“A poll..released on Monday found voters have become more concerned with candidates’ views on gun policy than on President Trump at the same time that the partisan gap has shrunk.” That’s from a Washington Free Beacon story.
The Washington Post/ABC Newspoll, conducted between April 8 and 11, found that 78 percent of registered voters considered voting for a candidate whose views on gun rights and gun control matched their own to be either very or extremely important. Twenty-one percent of those surveyed said it was only somewhat important or not important at all. One percent gave no opinion.
That’s probably not terribly surprising. The post-Parkland anti-gun frenzy has firearms and the right to own them on a lot more minds these days. What’s more noteworthy, however, is . . .
The gap between registered voters who prefer Democrats to Republicans shrunk by 8 points between the last Washington Post/ABC News poll, conducted in January, and the poll released on Monday.

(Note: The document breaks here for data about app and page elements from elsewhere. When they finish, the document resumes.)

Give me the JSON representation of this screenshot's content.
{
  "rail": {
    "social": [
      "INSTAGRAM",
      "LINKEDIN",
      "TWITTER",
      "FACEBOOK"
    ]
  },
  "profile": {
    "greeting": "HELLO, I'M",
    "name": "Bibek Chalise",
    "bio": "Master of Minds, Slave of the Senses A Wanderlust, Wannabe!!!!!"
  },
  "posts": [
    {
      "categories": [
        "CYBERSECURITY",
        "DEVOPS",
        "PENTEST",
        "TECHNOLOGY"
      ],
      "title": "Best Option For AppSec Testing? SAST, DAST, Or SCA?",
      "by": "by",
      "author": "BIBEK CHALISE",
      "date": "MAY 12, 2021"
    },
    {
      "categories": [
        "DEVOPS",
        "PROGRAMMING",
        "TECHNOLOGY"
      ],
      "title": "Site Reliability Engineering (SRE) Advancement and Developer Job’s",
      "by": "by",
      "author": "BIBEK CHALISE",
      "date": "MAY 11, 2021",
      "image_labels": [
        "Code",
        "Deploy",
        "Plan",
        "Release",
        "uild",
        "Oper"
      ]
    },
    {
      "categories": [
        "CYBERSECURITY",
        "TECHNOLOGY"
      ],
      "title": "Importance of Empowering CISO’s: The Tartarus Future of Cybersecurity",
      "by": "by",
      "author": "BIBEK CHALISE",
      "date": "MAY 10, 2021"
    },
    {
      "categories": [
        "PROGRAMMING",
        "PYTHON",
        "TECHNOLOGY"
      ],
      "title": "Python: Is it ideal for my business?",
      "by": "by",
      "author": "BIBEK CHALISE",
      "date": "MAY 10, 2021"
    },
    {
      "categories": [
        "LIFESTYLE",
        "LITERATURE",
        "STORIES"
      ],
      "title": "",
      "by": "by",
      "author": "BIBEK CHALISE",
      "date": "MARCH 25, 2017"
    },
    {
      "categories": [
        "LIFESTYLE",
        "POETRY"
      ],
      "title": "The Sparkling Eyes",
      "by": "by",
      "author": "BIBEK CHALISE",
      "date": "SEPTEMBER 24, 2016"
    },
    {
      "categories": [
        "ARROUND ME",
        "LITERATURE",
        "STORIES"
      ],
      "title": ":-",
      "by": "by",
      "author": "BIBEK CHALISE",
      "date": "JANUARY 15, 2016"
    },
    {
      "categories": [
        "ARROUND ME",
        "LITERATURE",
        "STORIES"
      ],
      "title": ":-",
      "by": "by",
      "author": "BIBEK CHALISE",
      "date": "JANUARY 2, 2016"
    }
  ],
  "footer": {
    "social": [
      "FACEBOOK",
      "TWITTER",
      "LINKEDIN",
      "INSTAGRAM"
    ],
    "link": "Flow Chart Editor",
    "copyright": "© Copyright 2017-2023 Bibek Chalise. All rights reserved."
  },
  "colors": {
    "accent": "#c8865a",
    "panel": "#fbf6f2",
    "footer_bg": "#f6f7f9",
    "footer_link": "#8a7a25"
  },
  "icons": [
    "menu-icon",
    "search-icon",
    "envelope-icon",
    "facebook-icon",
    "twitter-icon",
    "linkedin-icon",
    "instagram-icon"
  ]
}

Democrats had a 12 percentage-point advantage over Republicans in January but now only enjoy a 4 point advantage.
Hmm. So while the number of voters who think that candidates’ views of guns is important has increased, the margin of support in favor of Democrats has been cut by two-thirds. Could it be that most Americans, as a group, don’t appreciate politicians, the media and the new Anti-Gun Our Gang telling them how deplorable they are for owning firearms?
At the same time, Gallup is reporting today that the subject of guns is actually falling precipitously in importance in the minds of most Americans.
Americans’ mentions of guns or gun control as the most important problem facing the nation fell by over half this month, ticking down to 6% from last month’s record high of 13%. Still, gun control continues to be one of the highest-ranked issues named by Americans — only dissatisfaction with government, immigration and race relations were named more frequently.
So despite the herculean efforts of the media and the Civilian Disarmament Industrial Complex, Americans seem to have realized that the country faces far bigger problems.
In the immediate aftermath of (Parkland), public opinion regarding gun control shifted significantly. A March 2-11 Gallup poll found Americans’ support for gun control laws rising to the highest levels since 1993. Meanwhile, the same Gallup poll found a record percentage of Americans mentioning guns as the country’s top problem.
But it remains to be seen how long-lasting these changes in Americans’ attitudes will prove to be. Past shootings, such as the 2012 incident at Sandy Hook Elementary School, have changed at least some aspect of public opinion related to gun control, but these effects have tended to be temporary.
And no doubt will again. Despite David Hogg’s furious efforts to remain on the public stage a few minutes longer. It’s a long time until November.